Empire State Youth Orchestra Executive Director Becky Calos, left, and Music Director Etienne Abelin outside the former St. Joseph Church Parish Center, the orchestra's new home in Scotia, back on April 1.

SCOTIA — The Schenectady County Legislature on Tuesday voted to provide the Empire State Youth Orchestra a $1.5 million grant using federal coronavirus-relief funds for the purposes of converting the former St. Joseph Parish School into the region’s first youth musical center. 

The Empire State Youth Orchestra, or ESYO, purchased the 18,000-square-foot facility that sits on eight acres of land at 45 McArthur Drive earlier this year, with the goal of converting the former parish school into its permanent home. Currently the orchestra operates at various locations throughout the region.

“We’re really excited to build this music center in this space and make that happen for our youth, not only in Schenectady County, but bringing in youth from neighboring regions as well, to create a really collaborative music space,” said Becky Calos, ESYO’s executive director.

The organization, which is made up of 15 performing ensembles and puts on 30 public performances annually, provides a wide-range of musical lessons to hundreds of youth musicians throughout the Capital Region, as well as the Hudson Valley, Massachusetts and southern Vermont.

In addition, the organization partners with several community organizations, including Proctors Theatre and the Schenectady City School District, to host its CHIME program, a free after-school initiative that provides more than 100 K-12 students with free music lessons. The program was established in 2015 to address inequities in access to music-learning programs.

Funding received from the county will help cover the cost for the two-phase renovation project, which is expected to cost around $10 million.

Phase one of the project includes transforming the building’s gym into a state-of-the-art rehearsal space, removal of hazardous materials and the construction of administrative offices.
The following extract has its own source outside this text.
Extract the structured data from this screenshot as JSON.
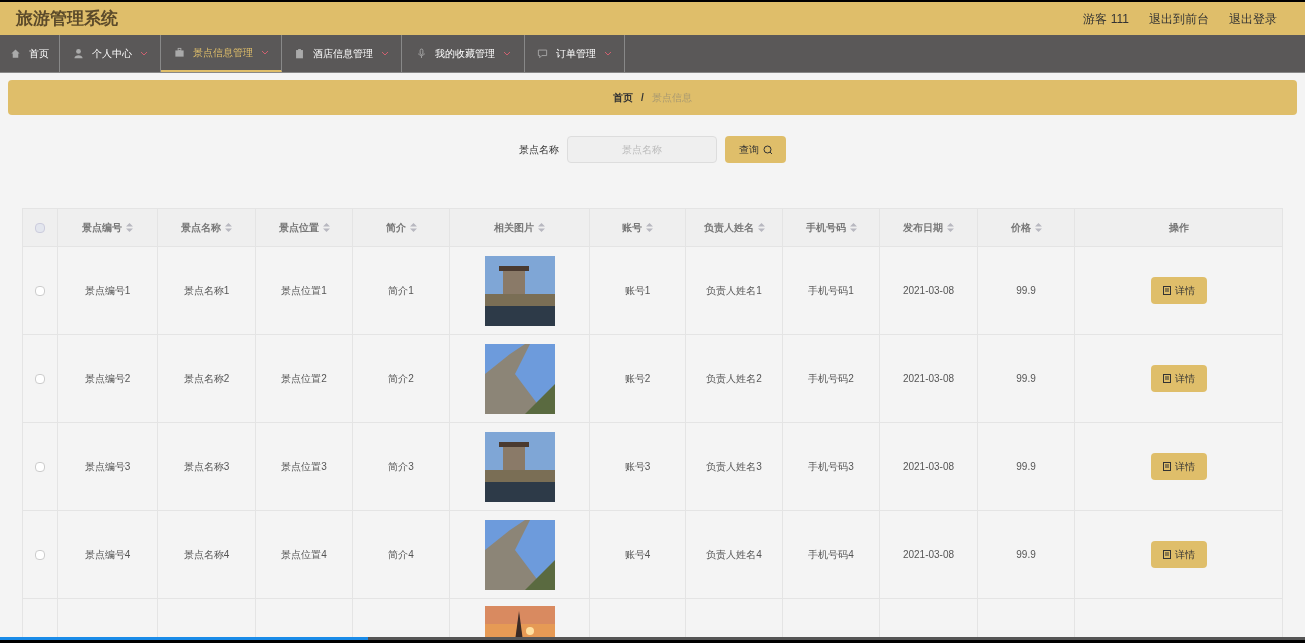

The second phase includes a new HVAC system, as well as a 3,000-square-foot extension for a second rehearsal space, acoustic treatments and converting classrooms into music studios.

County lawmakers enthusiastically threw their support around the project on Tuesday, with several saying the $1.5 million investment is exactly what the county should be doing with funds received under the American Rescue Plan Act.

“I believe this is money well spent that will reap benefits and I hope that it starts this ambitious project on a way to a successful conclusion,” said Gary Hughes, the Legislature’s Democratic majority leader who represents portions of Schenectady.

The county received $30 million in ARPA funds, which, up to this point, has been used to recoup revenue lost during the early days of the pandemic, according to County Manager Rory Fluman.

But with the economy continuing to recover and sales tax and other revenues more in line with where they were prior to the pandemic, the county has been awarding ARPA funds for projects like the ESYO renovation.

Last month, lawmakers advanced a proposal to purchase the shuttered YMCA in Duanesburg for $1.8 million, with plans to donate the facility to the Duanesburg Central School District, which again hopes to turn the facility into a community hub. The county has yet to close on the facility as the district works to formulate a plan to operate the building without burdening taxpayers.

Fluman said programs like those offered by ESYO have traditionally been taught in schools, but noted that such programs have disappeared over the years as districts look to slash programs for the sake of reducing their budgets. The county, he added, has a long history of supporting the arts, including providing funding to Proctors Theatre.

“What they would be able to offer her is more higher level music theory, teaching of music — really a true expansion of arts and entertainment,” he said of the program. 

Justin Cook, an employee with ESYO, said the county’s investment will not only provide an artistic outlet for youth throughout the region, but will create a new economic opportunity for the county. 

“Schenectady is positioned very much to  be a hub of cultural institutions as well as an incubator for the arts,” he said. “This building will onboard more space dedicated to not only the performing arts, but specifically youth arts.”

Contact reporter Chad Arnold at: [email protected] Follow him on Twitter: @ChadGArnold.  

Categories: News, News, Schenectady County, Scotia Glenville


No Comment.